TheBigDaddyWeave (Aaron Weaver, a doctoral student studying Religion, Politics, and Society at Baylor) has a piece about FBC Jacksonville pastor Jim Smyrl holding Lifeway‘s feet to the fire for selling the Christian fiction novel The Shack and not adhering to the Baptist Faith and Message.Â For one reason or another, Smyrl’s original post has been removed, but TheBigDaddyWeave has it posted in its entirety on his website.
Check out the whole entry here, but below is a preview:
â€œLifeway Without the Wayâ€, by Jim Smyrl – as appeared at FBC Jax Website 1/28/09, and available in the Google website cache.
At last yearâ€™s SBC meeting in the city of Indianapolis, a colleague of mine went with the intention of making a recommendation that Lifeway stores come under examination. The purpose behind the recommendation was to call our convention to hold Lifeway accountable to the Baptist Faith and Message in regards to materials offered for sale. At the time, Lifeway was rapidly selling The Shack, which heretically misrepresents the Trinity, presenting God from the viewpoint of a modalist. I believed and continue to believe that as a Southern Baptist entity, Lifeway should have enough integrity to offer materials that are chosen based on our BFM. The Shack is one of dozens of works offered on Lifeway shelves that not only contradicts the BFM, but more so, the Bible.
Word got out regarding the recommendation. I received a phone call asking for a meeting with Tom Rainer, President of Lifeway, and one of his associates. In a spirit of accountability, I took my colleague to the private meeting at the convention. In order to maintain integrity, I will not discuss the details or spirit of the meeting. I will confirm that in that meeting it was agreed that we would not go to the convention floor with the recommendation, on the basis that Dr. Rainer had, that day, taken steps to form a review committee that would scrutinize what went on the shelves of Lifeway. As an apparent bargaining chip, Dr. Rainer offered to remove The Shack from all Lifeway shelves and immediately did so upon my agreement to withhold the recommendation.

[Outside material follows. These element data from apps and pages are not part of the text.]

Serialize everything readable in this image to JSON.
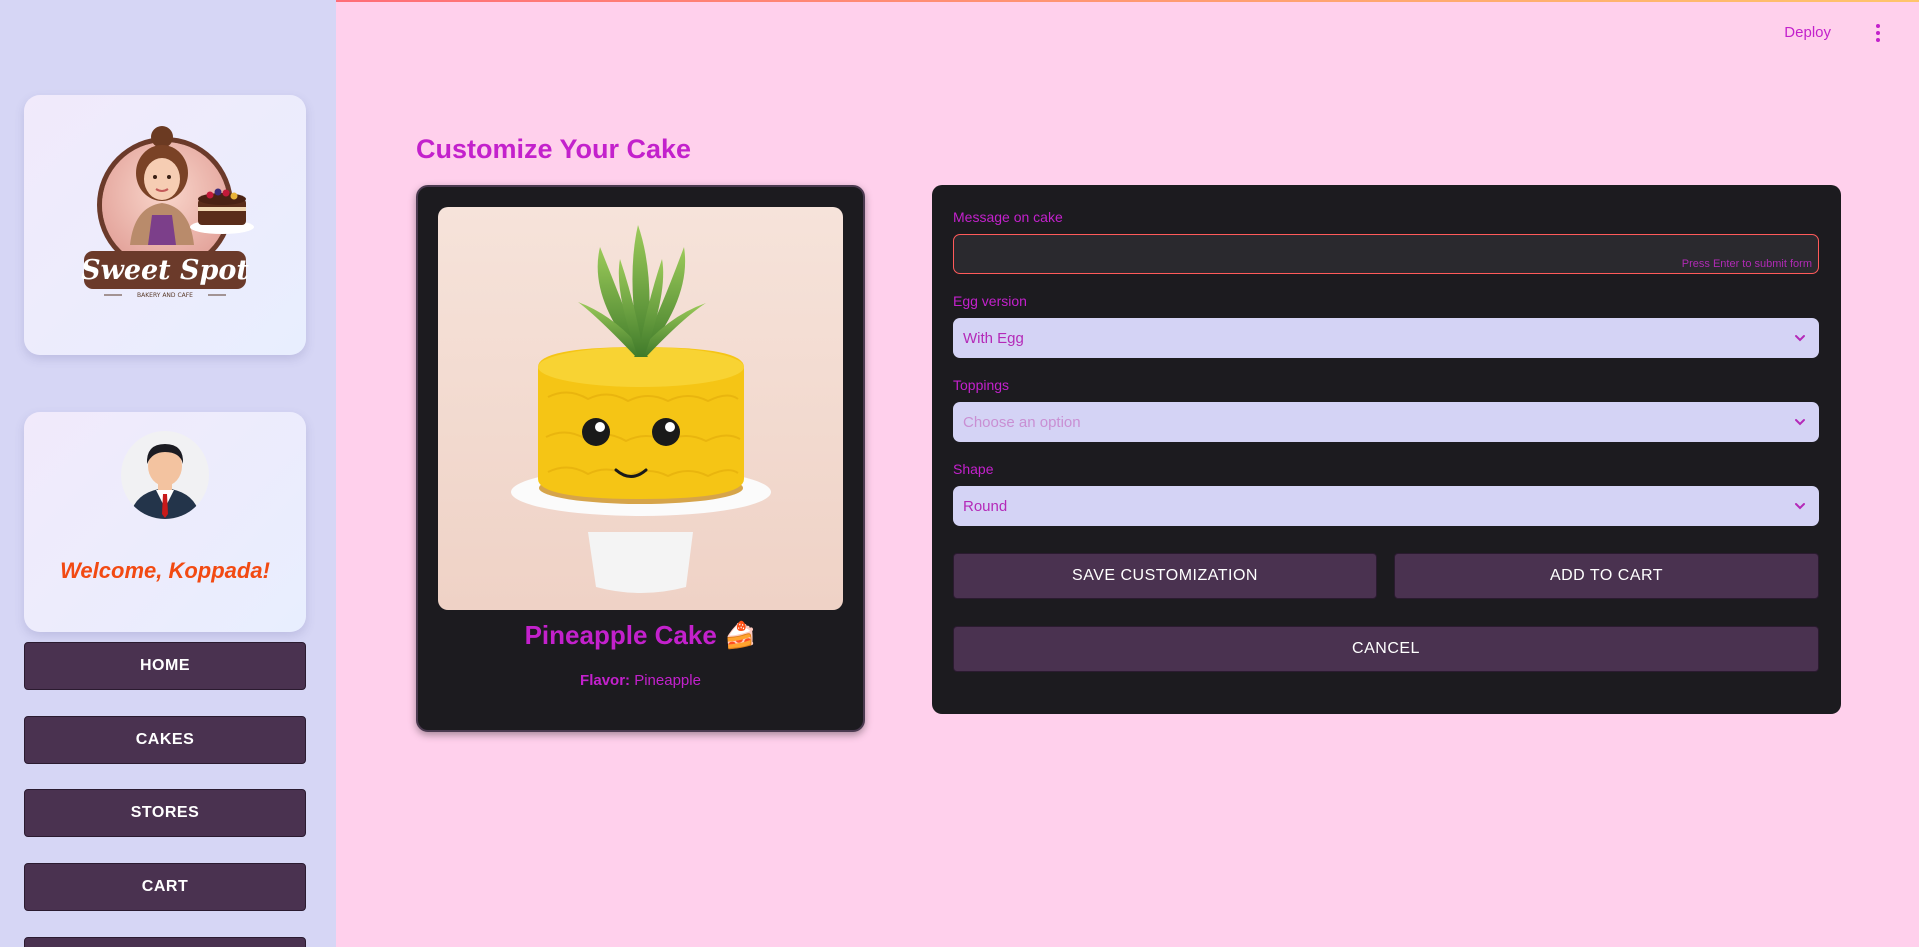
{
  "header": {
    "deploy_label": "Deploy",
    "menu_icon": "vertical-ellipsis-icon"
  },
  "sidebar": {
    "logo": {
      "name": "Sweet Spot",
      "tagline": "BAKERY AND CAFE"
    },
    "profile": {
      "welcome": "Welcome, Koppada!"
    },
    "nav": [
      {
        "label": "HOME"
      },
      {
        "label": "CAKES"
      },
      {
        "label": "STORES"
      },
      {
        "label": "CART"
      }
    ]
  },
  "main": {
    "title": "Customize Your Cake",
    "product": {
      "name": "Pineapple Cake 🍰",
      "flavor_label": "Flavor:",
      "flavor_value": "Pineapple"
    },
    "form": {
      "message": {
        "label": "Message on cake",
        "value": "",
        "hint": "Press Enter to submit form"
      },
      "egg": {
        "label": "Egg version",
        "value": "With Egg"
      },
      "toppings": {
        "label": "Toppings",
        "placeholder": "Choose an option"
      },
      "shape": {
        "label": "Shape",
        "value": "Round"
      },
      "save_label": "SAVE CUSTOMIZATION",
      "add_label": "ADD TO CART",
      "cancel_label": "CANCEL"
    }
  },
  "colors": {
    "accent": "#c321cc",
    "welcome": "#f24a12",
    "button": "#4a3250",
    "panel": "#1c1b1f",
    "background": "#ffd0ec",
    "sidebar": "#d6d6f5"
  }
}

To my shame, as a man that did not know how the SBC hierarchy played the game, in just two weeks after the meeting, when time had passed for the recommendation to come to the floor of the convention and call Lifeway into accountability, Lifeway leaders made the choice to put The Shack back on the shelves. They placed a â€œwarning to the readerâ€ out to inform readers to be cautious and that books like the one in question were just fiction. It is incomprehensible that Lifeway actually believes Baptist readers can filter through the bad theology and not allow the gross misrepresentation of God to influence their thinking. The problem with that logic is the assumption that Baptists or believers in general have been taught to read critically.
Proponents of contaminated Lifeway shelves will readily inquire as to the viability of certain C.S. Lewis fictional works or Tim LaHaye works that may picture God in a less than biblically accurate manner. It is frightening when our convention leaders justify one gross misrepresentation of the very nature of God with a lesser misrepresentation of imagery relating to God. If Lewis or LaHaye serves as the standard by which we now choose our offerings on Lifeway shelves, Iâ€™m thankful they did not fictionally present Christ as a lesbian woman.